*Work to be completed*. Print every record exactly.

Website and app data records:

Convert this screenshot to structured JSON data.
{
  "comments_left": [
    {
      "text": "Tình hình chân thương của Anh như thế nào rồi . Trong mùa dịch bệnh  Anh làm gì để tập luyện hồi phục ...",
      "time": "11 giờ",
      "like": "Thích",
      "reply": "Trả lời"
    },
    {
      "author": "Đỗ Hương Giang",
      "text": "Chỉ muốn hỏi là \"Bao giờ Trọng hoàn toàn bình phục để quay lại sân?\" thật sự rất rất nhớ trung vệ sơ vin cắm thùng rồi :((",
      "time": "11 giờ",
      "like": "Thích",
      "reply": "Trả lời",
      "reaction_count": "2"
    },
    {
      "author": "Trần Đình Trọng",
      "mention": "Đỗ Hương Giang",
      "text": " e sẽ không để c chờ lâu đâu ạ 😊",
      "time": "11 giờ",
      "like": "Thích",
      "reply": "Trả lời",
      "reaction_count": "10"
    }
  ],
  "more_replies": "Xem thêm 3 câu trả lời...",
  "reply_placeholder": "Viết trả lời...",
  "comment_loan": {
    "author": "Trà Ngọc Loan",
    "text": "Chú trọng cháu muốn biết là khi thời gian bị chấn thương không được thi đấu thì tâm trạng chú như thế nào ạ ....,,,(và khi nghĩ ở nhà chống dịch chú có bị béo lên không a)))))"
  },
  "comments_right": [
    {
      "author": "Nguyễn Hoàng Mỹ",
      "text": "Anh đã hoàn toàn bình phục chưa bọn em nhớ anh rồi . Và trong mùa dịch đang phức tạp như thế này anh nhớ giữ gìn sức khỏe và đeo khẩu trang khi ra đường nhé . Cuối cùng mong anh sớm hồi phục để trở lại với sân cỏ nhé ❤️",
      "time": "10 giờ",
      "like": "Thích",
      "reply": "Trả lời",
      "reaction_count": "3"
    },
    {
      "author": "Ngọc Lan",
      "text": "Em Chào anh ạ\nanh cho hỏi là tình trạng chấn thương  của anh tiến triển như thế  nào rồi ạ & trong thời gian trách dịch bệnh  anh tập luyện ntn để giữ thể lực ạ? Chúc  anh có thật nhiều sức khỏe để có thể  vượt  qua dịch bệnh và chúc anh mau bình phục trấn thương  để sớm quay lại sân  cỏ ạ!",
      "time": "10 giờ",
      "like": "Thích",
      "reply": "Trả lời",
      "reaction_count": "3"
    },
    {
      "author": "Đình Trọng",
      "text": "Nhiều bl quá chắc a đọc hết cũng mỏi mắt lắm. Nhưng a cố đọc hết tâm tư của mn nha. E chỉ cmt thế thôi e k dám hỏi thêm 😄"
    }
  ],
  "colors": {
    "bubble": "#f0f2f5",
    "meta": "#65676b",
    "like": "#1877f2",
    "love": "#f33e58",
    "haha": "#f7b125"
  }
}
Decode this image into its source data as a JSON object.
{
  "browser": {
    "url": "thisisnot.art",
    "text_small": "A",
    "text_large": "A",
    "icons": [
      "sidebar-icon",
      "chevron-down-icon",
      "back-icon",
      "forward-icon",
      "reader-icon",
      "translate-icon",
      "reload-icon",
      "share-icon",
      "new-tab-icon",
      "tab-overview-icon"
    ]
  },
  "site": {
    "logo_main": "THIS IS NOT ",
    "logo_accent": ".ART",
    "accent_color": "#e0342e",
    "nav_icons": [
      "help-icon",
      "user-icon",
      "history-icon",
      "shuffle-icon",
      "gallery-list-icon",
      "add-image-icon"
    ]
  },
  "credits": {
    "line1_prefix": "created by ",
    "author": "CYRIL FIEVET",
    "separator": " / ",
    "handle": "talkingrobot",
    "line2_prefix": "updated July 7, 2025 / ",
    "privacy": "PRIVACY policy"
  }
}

*Result for this task*.
Convert this screenshot to structured JSON data.
{
  "comments_left": [
    {
      "text": "Tình hình chân thương của Anh như thế nào rồi . Trong mùa dịch bệnh  Anh làm gì để tập luyện hồi phục ...",
      "time": "11 giờ",
      "like": "Thích",
      "reply": "Trả lời"
    },
    {
      "author": "Đỗ Hương Giang",
      "text": "Chỉ muốn hỏi là \"Bao giờ Trọng hoàn toàn bình phục để quay lại sân?\" thật sự rất rất nhớ trung vệ sơ vin cắm thùng rồi :((",
      "time": "11 giờ",
      "like": "Thích",
      "reply": "Trả lời",
      "reaction_count": "2"
    },
    {
      "author": "Trần Đình Trọng",
      "mention": "Đỗ Hương Giang",
      "text": " e sẽ không để c chờ lâu đâu ạ 😊",
      "time": "11 giờ",
      "like": "Thích",
      "reply": "Trả lời",
      "reaction_count": "10"
    }
  ],
  "more_replies": "Xem thêm 3 câu trả lời...",
  "reply_placeholder": "Viết trả lời...",
  "comment_loan": {
    "author": "Trà Ngọc Loan",
    "text": "Chú trọng cháu muốn biết là khi thời gian bị chấn thương không được thi đấu thì tâm trạng chú như thế nào ạ ....,,,(và khi nghĩ ở nhà chống dịch chú có bị béo lên không a)))))"
  },
  "comments_right": [
    {
      "author": "Nguyễn Hoàng Mỹ",
      "text": "Anh đã hoàn toàn bình phục chưa bọn em nhớ anh rồi . Và trong mùa dịch đang phức tạp như thế này anh nhớ giữ gìn sức khỏe và đeo khẩu trang khi ra đường nhé . Cuối cùng mong anh sớm hồi phục để trở lại với sân cỏ nhé ❤️",
      "time": "10 giờ",
      "like": "Thích",
      "reply": "Trả lời",
      "reaction_count": "3"
    },
    {
      "author": "Ngọc Lan",
      "text": "Em Chào anh ạ\nanh cho hỏi là tình trạng chấn thương  của anh tiến triển như thế  nào rồi ạ & trong thời gian trách dịch bệnh  anh tập luyện ntn để giữ thể lực ạ? Chúc  anh có thật nhiều sức khỏe để có thể  vượt  qua dịch bệnh và chúc anh mau bình phục trấn thương  để sớm quay lại sân  cỏ ạ!",
      "time": "10 giờ",
      "like": "Thích",
      "reply": "Trả lời",
      "reaction_count": "3"
    },
    {
      "author": "Đình Trọng",
      "text": "Nhiều bl quá chắc a đọc hết cũng mỏi mắt lắm. Nhưng a cố đọc hết tâm tư của mn nha. E chỉ cmt thế thôi e k dám hỏi thêm 😄"
    }
  ],
  "colors": {
    "bubble": "#f0f2f5",
    "meta": "#65676b",
    "like": "#1877f2",
    "love": "#f33e58",
    "haha": "#f7b125"
  }
}
Decode this image into its source data as a JSON object.
{
  "browser": {
    "url": "thisisnot.art",
    "text_small": "A",
    "text_large": "A",
    "icons": [
      "sidebar-icon",
      "chevron-down-icon",
      "back-icon",
      "forward-icon",
      "reader-icon",
      "translate-icon",
      "reload-icon",
      "share-icon",
      "new-tab-icon",
      "tab-overview-icon"
    ]
  },
  "site": {
    "logo_main": "THIS IS NOT ",
    "logo_accent": ".ART",
    "accent_color": "#e0342e",
    "nav_icons": [
      "help-icon",
      "user-icon",
      "history-icon",
      "shuffle-icon",
      "gallery-list-icon",
      "add-image-icon"
    ]
  },
  "credits": {
    "line1_prefix": "created by ",
    "author": "CYRIL FIEVET",
    "separator": " / ",
    "handle": "talkingrobot",
    "line2_prefix": "updated July 7, 2025 / ",
    "privacy": "PRIVACY policy"
  }
}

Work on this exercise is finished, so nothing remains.